Our John followed in these footsteps. For he inspired in us a feeling of the dignity and nobility of the creative human being, just like the great Apocalyptist. He was deeply concerned for our human future. He strove to find, understand, and behold how the school of human evolution would continue.
May his gift, this spirit of human dignity, shape us and kindle in us its flame - that it live on in our hearts.
Blessings on your journey, dear John.
John Kettle with Diana Hughes, May 2018
June Will Follow May
for John Kettle
June will follow May,
Only this time without
Him here. The earth will keep turning.
Nothing will stop that. We
Even he who
Thinks with his heart, who
Turns his thoughts into deeds, who
Listens to the stars sing,
Even he must travel on.
Merwin Lewis, May 2020
We'll leave you with this comment by Dion Bowman on the Facebook post linking to this blog post: "John approached his friend and my father about becoming involved in the architectual design of a Waldorf school. Without John, the school would not have been designed by Denis Bowman. Without John I would never have been in the first TWS grade one class and I would not have had a Waldorf school education. It was John who recruited Miss Diana Lawrence to be our grade one teacher. Miss Lawrence later became Mrs. Hughes to us. John Kettle helped plant a mighty and beautiful tree."
Early Childhood Part-Time Program – Now Starting July 26
It is not too late to apply. Applications are still being accepted for the new cycle of Waldorf Early Childhood Part-Time. Please note that we are postponing the start date of the summer session to July 26 (previously June 14) to make it possible for more people to attend either in-person or online (with a combination of zoom, webinars and independent projects).
Registration is still open. The registration fee has been waived and no fees will be collected until the course takes place. Scholarship support is still available.
Please do not hesitate to contact the director Jan Ney Patterson at email@example.com for more information and to discuss your situation.
The new deadline is June 30th, for the three-year part-time Professional Development for Waldorf Teachers program.

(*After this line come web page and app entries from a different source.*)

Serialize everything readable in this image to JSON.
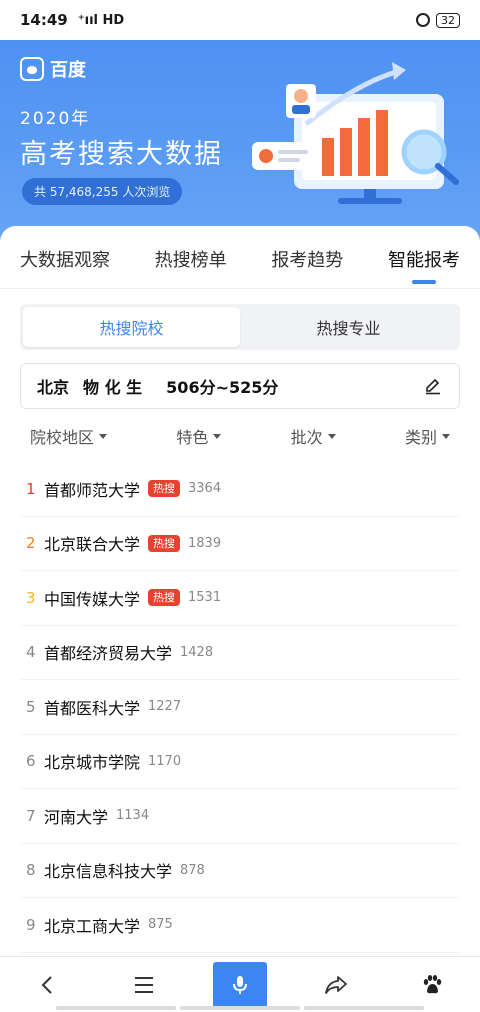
{
  "status": {
    "time": "14:49",
    "signal": "⁺ııl HD",
    "battery": "32"
  },
  "hero": {
    "logo": "百度",
    "year": "2020年",
    "title": "高考搜索大数据",
    "pill": "共 57,468,255 人次浏览"
  },
  "tabs": [
    "大数据观察",
    "热搜榜单",
    "报考趋势",
    "智能报考"
  ],
  "segment": [
    "热搜院校",
    "热搜专业"
  ],
  "filter": {
    "city": "北京",
    "subjects": "物 化 生",
    "range": "506分~525分"
  },
  "dropdowns": [
    "院校地区",
    "特色",
    "批次",
    "类别"
  ],
  "hot_badge": "热搜",
  "list": [
    {
      "rank": "1",
      "name": "首都师范大学",
      "hot": true,
      "count": "3364"
    },
    {
      "rank": "2",
      "name": "北京联合大学",
      "hot": true,
      "count": "1839"
    },
    {
      "rank": "3",
      "name": "中国传媒大学",
      "hot": true,
      "count": "1531"
    },
    {
      "rank": "4",
      "name": "首都经济贸易大学",
      "hot": false,
      "count": "1428"
    },
    {
      "rank": "5",
      "name": "首都医科大学",
      "hot": false,
      "count": "1227"
    },
    {
      "rank": "6",
      "name": "北京城市学院",
      "hot": false,
      "count": "1170"
    },
    {
      "rank": "7",
      "name": "河南大学",
      "hot": false,
      "count": "1134"
    },
    {
      "rank": "8",
      "name": "北京信息科技大学",
      "hot": false,
      "count": "878"
    },
    {
      "rank": "9",
      "name": "北京工商大学",
      "hot": false,
      "count": "875"
    }
  ],
  "colors": {
    "accent": "#3b86f0",
    "hot": "#e8412f",
    "rank2": "#f0821e",
    "rank3": "#f1b42a"
  },
  "bottom_icons": [
    "back-icon",
    "menu-icon",
    "mic-icon",
    "share-icon",
    "paw-icon"
  ]
}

This summer's session will be online, which means out of town participants can save on travel and accommodation. We are hoping to be able to offer subsequent sessions in-person. Registration fees are waived this year. And due to the Summer Festival component of the program being online this year, you can save $600 on tuition. Yes, that's right, this year's part-time Waldorf Teacher program fees will be only $5,100 CAD instead of the usual $5,700 CAD. So take advantage of this opportunity and register now.
Learn from home in this time of restricted travel and gatherings. Save on travel and accommodation. Courses are open to anyone interested in Waldorf education. You don't have to already be a Waldorf teacher. We welcome Canadians, Americans, and international students from all over.
With this year's online courses you will save 30% over in-person tuition fees. Summer Festival online tuition: $450 CAD per week (about $320 US), $850 CAD for 2 weeks, $1,200 CAD for 3 weeks, $225 CAD for 1 week half day
Summer Festival Highlights
Week 1: Full day grades intensives with experienced Waldorf teachers active in Waldorf schools. 2 hours in the morning and 2 hours in the afternoon.
Week 2: Living Science in Grades 1-8 w/ former NASA engineer Gary Banks.
Week 3: Painting and Drawing in Grades 1-8 with Anna Gruda
Temperaments and Chekov Drama with Kati Gabor
Putting on Class Plays with Joshua Gartland
Leading from the Future with Arlene Thorn & Heather Church
This is one program that can't be moved online since the experience of being there is person is so much a part of what it's all about. We are still hoping that it will be possible to have this program go ahead in-person as scheduled. But you're not risking anything by applying now, since full refunds will be issued in case we need to cancel due to government restrictions.